*** Records for the task Section Begins ***

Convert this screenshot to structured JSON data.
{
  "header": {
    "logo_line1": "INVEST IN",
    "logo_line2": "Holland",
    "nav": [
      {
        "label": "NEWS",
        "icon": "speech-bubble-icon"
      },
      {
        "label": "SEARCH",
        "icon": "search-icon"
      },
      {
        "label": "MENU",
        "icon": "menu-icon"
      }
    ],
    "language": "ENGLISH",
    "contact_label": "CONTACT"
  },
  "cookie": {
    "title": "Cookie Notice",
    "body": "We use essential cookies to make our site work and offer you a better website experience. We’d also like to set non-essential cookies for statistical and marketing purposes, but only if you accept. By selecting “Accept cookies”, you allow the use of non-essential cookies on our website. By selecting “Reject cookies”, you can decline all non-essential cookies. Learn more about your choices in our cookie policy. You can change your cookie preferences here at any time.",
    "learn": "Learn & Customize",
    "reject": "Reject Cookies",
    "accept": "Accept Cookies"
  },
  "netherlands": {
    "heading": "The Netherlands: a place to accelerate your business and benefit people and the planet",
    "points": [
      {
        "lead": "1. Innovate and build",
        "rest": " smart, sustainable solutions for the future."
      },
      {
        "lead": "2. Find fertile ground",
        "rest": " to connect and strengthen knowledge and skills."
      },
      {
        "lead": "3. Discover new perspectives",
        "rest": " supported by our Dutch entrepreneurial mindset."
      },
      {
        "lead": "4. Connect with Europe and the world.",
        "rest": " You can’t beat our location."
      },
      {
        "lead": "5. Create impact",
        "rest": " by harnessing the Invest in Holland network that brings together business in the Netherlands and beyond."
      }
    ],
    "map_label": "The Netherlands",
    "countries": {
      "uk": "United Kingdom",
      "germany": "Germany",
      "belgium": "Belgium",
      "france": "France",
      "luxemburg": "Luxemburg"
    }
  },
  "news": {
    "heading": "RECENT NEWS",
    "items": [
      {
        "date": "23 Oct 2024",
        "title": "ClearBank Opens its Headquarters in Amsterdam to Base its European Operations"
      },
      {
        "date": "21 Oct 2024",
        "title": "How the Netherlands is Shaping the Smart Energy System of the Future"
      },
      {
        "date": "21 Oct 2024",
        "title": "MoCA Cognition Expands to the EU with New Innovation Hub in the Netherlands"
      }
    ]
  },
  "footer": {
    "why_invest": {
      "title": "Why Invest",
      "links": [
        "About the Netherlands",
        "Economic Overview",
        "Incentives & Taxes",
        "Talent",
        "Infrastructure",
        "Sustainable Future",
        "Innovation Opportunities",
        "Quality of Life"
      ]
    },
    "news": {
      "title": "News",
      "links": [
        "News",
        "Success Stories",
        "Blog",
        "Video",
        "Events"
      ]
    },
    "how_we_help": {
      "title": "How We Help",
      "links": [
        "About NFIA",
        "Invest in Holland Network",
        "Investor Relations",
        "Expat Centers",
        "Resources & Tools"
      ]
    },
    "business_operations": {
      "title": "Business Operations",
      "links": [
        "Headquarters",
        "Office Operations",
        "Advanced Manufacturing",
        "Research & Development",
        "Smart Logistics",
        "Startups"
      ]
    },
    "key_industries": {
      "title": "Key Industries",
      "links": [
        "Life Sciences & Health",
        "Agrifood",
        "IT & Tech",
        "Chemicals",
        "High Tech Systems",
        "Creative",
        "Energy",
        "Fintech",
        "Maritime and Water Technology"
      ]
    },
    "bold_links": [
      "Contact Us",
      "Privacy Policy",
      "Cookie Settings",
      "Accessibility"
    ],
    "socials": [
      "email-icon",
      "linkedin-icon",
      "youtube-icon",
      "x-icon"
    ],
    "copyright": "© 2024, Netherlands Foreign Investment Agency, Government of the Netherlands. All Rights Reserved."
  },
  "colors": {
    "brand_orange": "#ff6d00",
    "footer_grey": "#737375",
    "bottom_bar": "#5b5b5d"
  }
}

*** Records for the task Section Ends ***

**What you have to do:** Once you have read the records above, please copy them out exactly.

**Result for this exercise:**
Convert this screenshot to structured JSON data.
{
  "header": {
    "logo_line1": "INVEST IN",
    "logo_line2": "Holland",
    "nav": [
      {
        "label": "NEWS",
        "icon": "speech-bubble-icon"
      },
      {
        "label": "SEARCH",
        "icon": "search-icon"
      },
      {
        "label": "MENU",
        "icon": "menu-icon"
      }
    ],
    "language": "ENGLISH",
    "contact_label": "CONTACT"
  },
  "cookie": {
    "title": "Cookie Notice",
    "body": "We use essential cookies to make our site work and offer you a better website experience. We’d also like to set non-essential cookies for statistical and marketing purposes, but only if you accept. By selecting “Accept cookies”, you allow the use of non-essential cookies on our website. By selecting “Reject cookies”, you can decline all non-essential cookies. Learn more about your choices in our cookie policy. You can change your cookie preferences here at any time.",
    "learn": "Learn & Customize",
    "reject": "Reject Cookies",
    "accept": "Accept Cookies"
  },
  "netherlands": {
    "heading": "The Netherlands: a place to accelerate your business and benefit people and the planet",
    "points": [
      {
        "lead": "1. Innovate and build",
        "rest": " smart, sustainable solutions for the future."
      },
      {
        "lead": "2. Find fertile ground",
        "rest": " to connect and strengthen knowledge and skills."
      },
      {
        "lead": "3. Discover new perspectives",
        "rest": " supported by our Dutch entrepreneurial mindset."
      },
      {
        "lead": "4. Connect with Europe and the world.",
        "rest": " You can’t beat our location."
      },
      {
        "lead": "5. Create impact",
        "rest": " by harnessing the Invest in Holland network that brings together business in the Netherlands and beyond."
      }
    ],
    "map_label": "The Netherlands",
    "countries": {
      "uk": "United Kingdom",
      "germany": "Germany",
      "belgium": "Belgium",
      "france": "France",
      "luxemburg": "Luxemburg"
    }
  },
  "news": {
    "heading": "RECENT NEWS",
    "items": [
      {
        "date": "23 Oct 2024",
        "title": "ClearBank Opens its Headquarters in Amsterdam to Base its European Operations"
      },
      {
        "date": "21 Oct 2024",
        "title": "How the Netherlands is Shaping the Smart Energy System of the Future"
      },
      {
        "date": "21 Oct 2024",
        "title": "MoCA Cognition Expands to the EU with New Innovation Hub in the Netherlands"
      }
    ]
  },
  "footer": {
    "why_invest": {
      "title": "Why Invest",
      "links": [
        "About the Netherlands",
        "Economic Overview",
        "Incentives & Taxes",
        "Talent",
        "Infrastructure",
        "Sustainable Future",
        "Innovation Opportunities",
        "Quality of Life"
      ]
    },
    "news": {
      "title": "News",
      "links": [
        "News",
        "Success Stories",
        "Blog",
        "Video",
        "Events"
      ]
    },
    "how_we_help": {
      "title": "How We Help",
      "links": [
        "About NFIA",
        "Invest in Holland Network",
        "Investor Relations",
        "Expat Centers",
        "Resources & Tools"
      ]
    },
    "business_operations": {
      "title": "Business Operations",
      "links": [
        "Headquarters",
        "Office Operations",
        "Advanced Manufacturing",
        "Research & Development",
        "Smart Logistics",
        "Startups"
      ]
    },
    "key_industries": {
      "title": "Key Industries",
      "links": [
        "Life Sciences & Health",
        "Agrifood",
        "IT & Tech",
        "Chemicals",
        "High Tech Systems",
        "Creative",
        "Energy",
        "Fintech",
        "Maritime and Water Technology"
      ]
    },
    "bold_links": [
      "Contact Us",
      "Privacy Policy",
      "Cookie Settings",
      "Accessibility"
    ],
    "socials": [
      "email-icon",
      "linkedin-icon",
      "youtube-icon",
      "x-icon"
    ],
    "copyright": "© 2024, Netherlands Foreign Investment Agency, Government of the Netherlands. All Rights Reserved."
  },
  "colors": {
    "brand_orange": "#ff6d00",
    "footer_grey": "#737375",
    "bottom_bar": "#5b5b5d"
  }
}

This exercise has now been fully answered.